A brilliant question came from Boris, one of our patient coders.  He asked us to think about the root of our discussion more and to not be afraid to embrace the fundamental challenge.  “Why don’t you hack the process?” It was a breath-taking, clarifying moment.  Almost immediately all us started working quickly and to our individual strengths, but within the collective.  The builder who loved story-telling starting outlining how we would approach our diverse audiences. The designer thought about whether or not there is an optimal time in a project for material selection. I began diagramming how we currently do things as a backdrop for our “Hack”. It was a good lesson – we all work well, fast and with joy when we are working to our strengths.


Our Hack

Our team consisted of 3 architects, 3 contractors and 2 coders.  We were very interested in how we could bring innovation to design and construction so that we could create a process of high-touch (empathy and user interface), improve energy performance, create buildings that are smart and adaptive, and ultimately deliver extraordinary human experiences.  Our traditional method has us working in silos, linearly, with the team being the largest during construction documentation phases - which is NOT where we believed great, transformational value is identified or delivered. We affectionately referred to this as “moving the belly” of the project from the midpoint to the inception. Video here!


Game Changers

We proposed to develop a feedback schema for the AEC industry.  Everyone and every thought would be located in one shared Model as a communication platform.  This would allow us to collect and publish best practices emerging from Integrated Project Delivery contracts, Big Rooms, Studios and Field Work.  In our minds, data would be processed into information, which would then lead to knowledge and ultimately wisdom. The value of design and construction would be elevated as we would be able to tell compelling stories about what has quantifiable benefit on human experience.
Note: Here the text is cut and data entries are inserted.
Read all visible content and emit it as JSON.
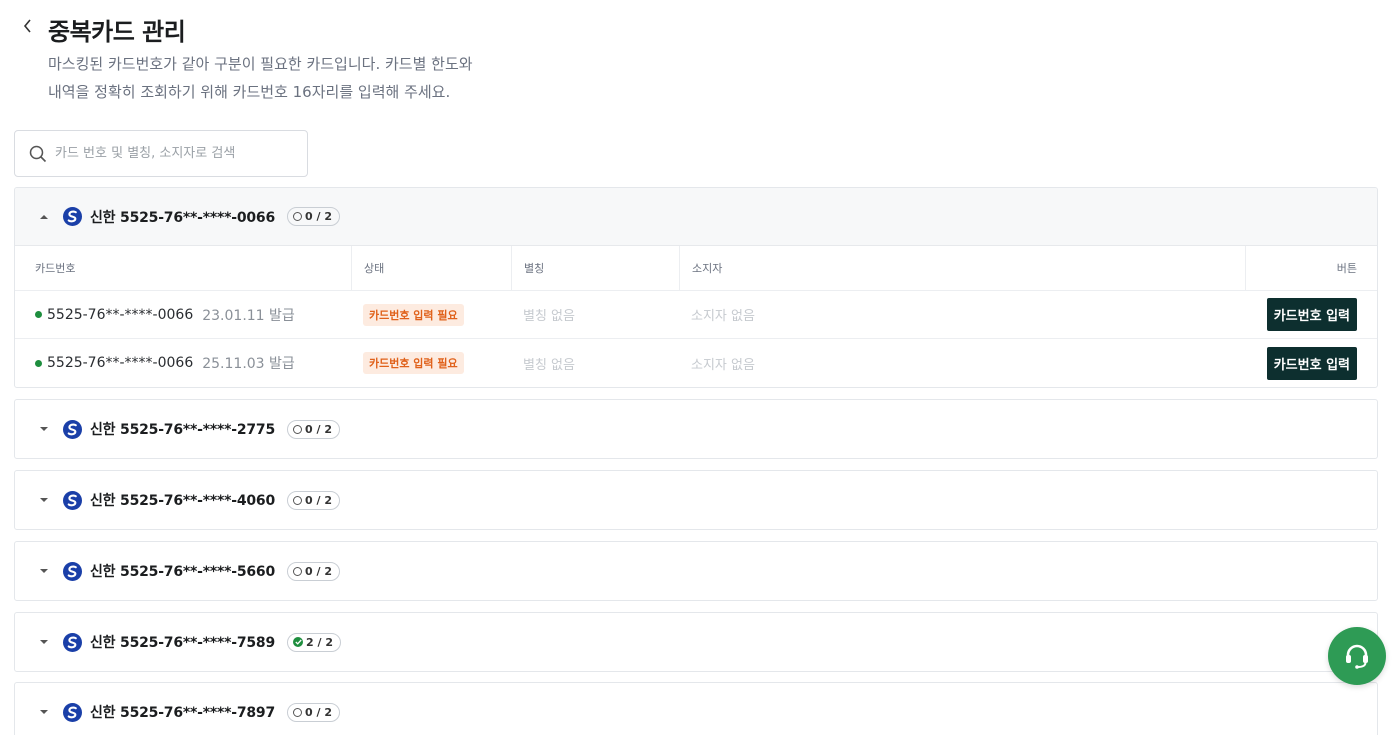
{
  "page": {
    "title": "중복카드 관리",
    "description_line1": "마스킹된 카드번호가 같아 구분이 필요한 카드입니다. 카드별 한도와",
    "description_line2": "내역을 정확히 조회하기 위해 카드번호 16자리를 입력해 주세요."
  },
  "search": {
    "placeholder": "카드 번호 및 별칭, 소지자로 검색",
    "value": ""
  },
  "table_headers": {
    "card_number": "카드번호",
    "status": "상태",
    "alias": "별칭",
    "holder": "소지자",
    "button": "버튼"
  },
  "groups": [
    {
      "title": "신한 5525-76**-****-0066",
      "count": "0 / 2",
      "expanded": true,
      "completed": false,
      "rows": [
        {
          "card_number": "5525-76**-****-0066",
          "issued": "23.01.11 발급",
          "status": "카드번호 입력 필요",
          "alias": "별칭 없음",
          "holder": "소지자 없음",
          "button": "카드번호 입력"
        },
        {
          "card_number": "5525-76**-****-0066",
          "issued": "25.11.03 발급",
          "status": "카드번호 입력 필요",
          "alias": "별칭 없음",
          "holder": "소지자 없음",
          "button": "카드번호 입력"
        }
      ]
    },
    {
      "title": "신한 5525-76**-****-2775",
      "count": "0 / 2",
      "expanded": false,
      "completed": false
    },
    {
      "title": "신한 5525-76**-****-4060",
      "count": "0 / 2",
      "expanded": false,
      "completed": false
    },
    {
      "title": "신한 5525-76**-****-5660",
      "count": "0 / 2",
      "expanded": false,
      "completed": false
    },
    {
      "title": "신한 5525-76**-****-7589",
      "count": "2 / 2",
      "expanded": false,
      "completed": true
    },
    {
      "title": "신한 5525-76**-****-7897",
      "count": "0 / 2",
      "expanded": false,
      "completed": false
    }
  ],
  "colors": {
    "brand_logo": "#1a3fa8",
    "status_badge_bg": "#fdebe0",
    "status_badge_text": "#e0611a",
    "primary_button": "#0d2f2f",
    "chat_button": "#2e9b55",
    "active_dot": "#1e8e3e"
  },
  "icons": {
    "back": "chevron-left-icon",
    "search": "search-icon",
    "bank": "shinhan-logo-icon",
    "chat": "headset-icon"
  }
}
Hacking for Good

Post First AEC Hackathon, I caught the bug big time.  Where are other areas in our world where there is a need for innovation? So, the fearless adventurer in me found two partners within SCUP (Society for College and University Planners) and we led the very first Hackathon at the Pacific Region’s annual conference.  We dedicated the day to exploring the subject of MOOC’s (Massive Open On-Line Courses), which is a topic many see as either the future of Higher Education or a disruption to avoid.  A perfect topic for thinking outside the box, analyzing through the lens of empathy for students, and considering how learning and teaching experiences are so fundamental to our next generations.


This year, I am enthusiastically leading another Hackathon with other architects, this time at the AIA National Convention. Combining the format for the hackathon with the evolving methodology for teaching/learning known as the Flipped Classroom, we will distribute the results of the 2014 Equity in Architecture Survey to participants, and we will ask them to come ready to propose new models to solve challenges within the profession of Architecture. How do we hire and retain the best? What do we do that helps us grow and develop as creatives? Why do we do what we do and is it meaningful for us and relevant to our world?

(WE310) Equity by Design: Knowledge, Discussion, Action! 5/13 1-5pm at AIA Convention, Atlanta.